The findings were more surprising than Dr. Zee had imagined.
"This could really be a game changer," she said. "This type of data very likely could lead to how we take care of pregnant women because it puts sleep as one of the important questions we need to be asking during pregnancy."
In a follow-up study funded by NHLBI, Dr. Zee and her colleagues are looking at a number of those same women to find out if their sleep disturbances put them at higher risk for cardiovascular disease later in life.
"In other words, can symptoms in pregnancy be a window to future cardiovascular disease?" Dr. Zee asked.
Dr. Zee adamantly posits that all women, particularly menopausal women, should become more aware of the hazards of insufficient sleep and sleep apnea, which goes undiagnosed in women 90 percent of the time. That's in part because current screening tools were largely designed for and validated by men, and many women don't have the classic symptoms, says Dr. Zee. For this reason, doctors often miss the mark.
"They have focused more on sleepiness, which is something women may not be complaining about, or [large] neck size, which women don't really have, or being overweight," said Dr. Zee. "They're not looking so much at insomnia, or fatigue or mood disturbances."
Dr. Zee says when women present as insomniac, or complain about disrupted sleep, their doctors need to be asking: Do you snore? Is it loud and frequent, like three nights a week? Are you aware that you stop breathing or are gasping out loud, or are you waking up with a dry mouth, or going to the bathroom frequently? If so, or you're not sure, she strongly advises getting a sleep study, or at least trying a sleep app on a smartphone or tablet that can monitor your breathing.
If you have no symptoms, Dr. Zee says be honest with yourself about how you're making it through the day. If you're getting foggy-eyed during work, and especially if sleepiness is impacting daytime functioning, that's a sign that you've long been sleep-deprived. And getting good quality sleep is the only answer.
"Start slowly and add 30 minutes a day -- 15 minutes earlier to bed, 15 minutes later waking up," she advises. "That's 150 minutes a week -- and it adds up! Before long you can add 45 minutes a day."
Dr. Zee says research has shown that on average seven to eight hours is needed for your body to function properly. So take the advice you've long heard and go to bed at a regular bedtime and don't deviate more than an hour. She also strongly urges something that surprised even me: get lots of bright, natural light into your day, especially in the morning, because it helps synchronize your biological rhythms and makes a difference at night. Dr. Zee says if you exercise outside in the morning -- because exercise is critical to good sleep -- all the better. Even when you go work, sitting near bright light if you have access to a window can be sleep-wise.
Once evening comes and you're preparing for bed, begin dimming the lights and relaxing.
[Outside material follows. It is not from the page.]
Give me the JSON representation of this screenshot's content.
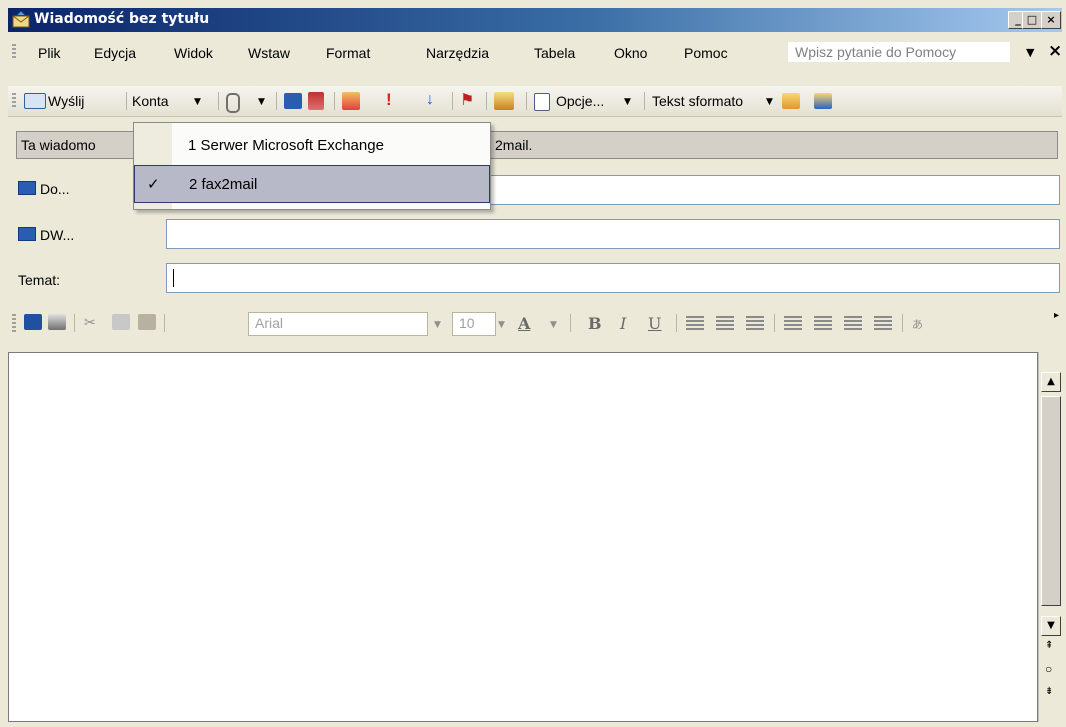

"And I mean really relax!" says Dr. Zee. That means shutting down anything that has a screen -- TV, computers, tablets, phones, because that kind of light suppresses secretion of melatonin that helps our sleep.
Because the most serious effects of poor sleep habits can take years to show up, Dr. Zee says we must all start now taking our sleep health seriously.
"Be proactive," she says. "Sleep is so very important. It's what I call the fifth vital sign, and we can't ignore it."